Scott Rasmussen, political analyst, author and weekly columnist for The Intelligencer, discussed the new political changes he believes will take place in the United States during his speech for the West Liberty University Economics Club at River City Restaurant Thursday.
"I believe that right now, we are on the verge of a huge fundamental change in the relationship between the United States and the citizens of this country," Rasmussen said. "We're expecting a big change in the following decade or so and we don't know exactly what it will look like."
Rasmussen used the upcoming 2012 presidential election as the primary example of how the attitudes of voters have changed toward their political leaders. He cited that the Rasmussen Reports daily tracking poll shows Mitt Romney attracting 47 percent over President Obama's 43 percent. However, according to Rasmussen, voters are unenthusiastic about both candidates.
He attributed Obama's role as underdog to what he called the failure to succeed in this re-election's "decisive issue" of the economy.
"For George W. Bush, the issue was the War on Terror. For Barack Obama, it's the economy. For President Obama, his job approval rating for the last two and half years has averaged about 47 percent," Rasmussen said. "That means he can count on getting something out of 47 percent of the vote if the election were held today. That's not a good place to be."
Rasmussen contended the housing market has been a significant factor in influencing the attitudes of voters toward their political leaders. He cited that three years ago, 80 percent of homeowners reported that their home was worth more than what they paid for it, but today the number has dropped 32 points to 48 percent, the lowest level ever recorded.
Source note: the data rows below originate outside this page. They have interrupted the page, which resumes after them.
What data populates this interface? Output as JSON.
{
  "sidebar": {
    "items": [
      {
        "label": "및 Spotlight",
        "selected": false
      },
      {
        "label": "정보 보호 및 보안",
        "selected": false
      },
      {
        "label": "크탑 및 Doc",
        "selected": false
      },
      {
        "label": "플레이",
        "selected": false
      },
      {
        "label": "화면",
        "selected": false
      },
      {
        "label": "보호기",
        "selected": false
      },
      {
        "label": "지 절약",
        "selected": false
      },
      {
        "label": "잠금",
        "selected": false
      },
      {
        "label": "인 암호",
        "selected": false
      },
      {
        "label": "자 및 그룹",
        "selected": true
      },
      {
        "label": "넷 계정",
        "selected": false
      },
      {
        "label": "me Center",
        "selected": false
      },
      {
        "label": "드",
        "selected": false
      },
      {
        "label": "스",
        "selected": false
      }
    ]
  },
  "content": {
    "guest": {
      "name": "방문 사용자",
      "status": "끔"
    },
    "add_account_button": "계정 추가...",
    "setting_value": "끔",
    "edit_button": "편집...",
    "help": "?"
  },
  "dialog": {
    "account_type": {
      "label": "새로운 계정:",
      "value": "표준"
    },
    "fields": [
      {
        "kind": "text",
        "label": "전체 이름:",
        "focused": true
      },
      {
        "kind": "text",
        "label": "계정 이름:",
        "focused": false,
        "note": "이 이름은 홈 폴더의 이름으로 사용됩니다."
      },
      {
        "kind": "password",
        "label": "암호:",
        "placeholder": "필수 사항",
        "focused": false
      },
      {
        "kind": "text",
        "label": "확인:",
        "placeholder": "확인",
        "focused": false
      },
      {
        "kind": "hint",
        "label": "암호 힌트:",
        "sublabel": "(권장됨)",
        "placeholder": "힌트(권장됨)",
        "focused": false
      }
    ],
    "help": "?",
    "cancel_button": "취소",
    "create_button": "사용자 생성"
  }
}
He said these homeowners were brought up to believe that to make a good personal financial plan, one should buy a home, pay bills on time and watch the equity grow.
"A lot of people who did that feel betrayed and it's not that they feel betrayed by Barack Obama or by President Bush, it's all of the above," Rasmussen said. "All Americans, Republicans and Democrats, they want them both to lose. That's the underlying attitude and that's where frustration is building up and right where changes are coming from."
Rasmussen called the trend the "fundamental rejection of both parties." He said the majority of Americans do not feel the president or Republicans have presented a serious plan to address the economy or the deficits. He cited two out of three Americans believing their own judgment is better than their political leaders.
"Voters do the same thing every time. They didn't like Republicans one year and Democrats the next. They threw out who was in charge," he said. "Whoever wins our election is going to say 'The American people have spoken and they picked our side,' and that's absolutely not true. All they've done is said, 'You're the lesser of two evils this time around, we'll see what happens, we'll see how you do your job.'"
He said every generation sees a trend of American citizens rejecting their current government leaders.
"That's how change starts, it starts outside the Capitol in the country. This is not new. We all know that on April 19, 1775, there was a shot that was heard around the world, the start of the American Revolution, but that's not really true. Attitudes about London and Great Britain had been shifting in the colonies for decades. It was not a politician leading the charge, it was these views from around the country taking hold."
Rasmussen also discussed how voters are far more willing than their political leaders to cut government spending in a "thoughtful way and to bring about changes that are needed." He said the majority of our government spending goes to national security, Social Security and Medicare.
According to Rasmussen, when voter opinions begin to translate into political trends, the nation will see government spending decrease and become more like a "support role in society."
Rasmussen said he was optimistic about the election and future voter trends because he has "far more trust in the American people" than their political leaders. He did not think that new attitudes would lead to a new party, but that it might lead to a new faction of either the Democrat or Republican party within the next decade.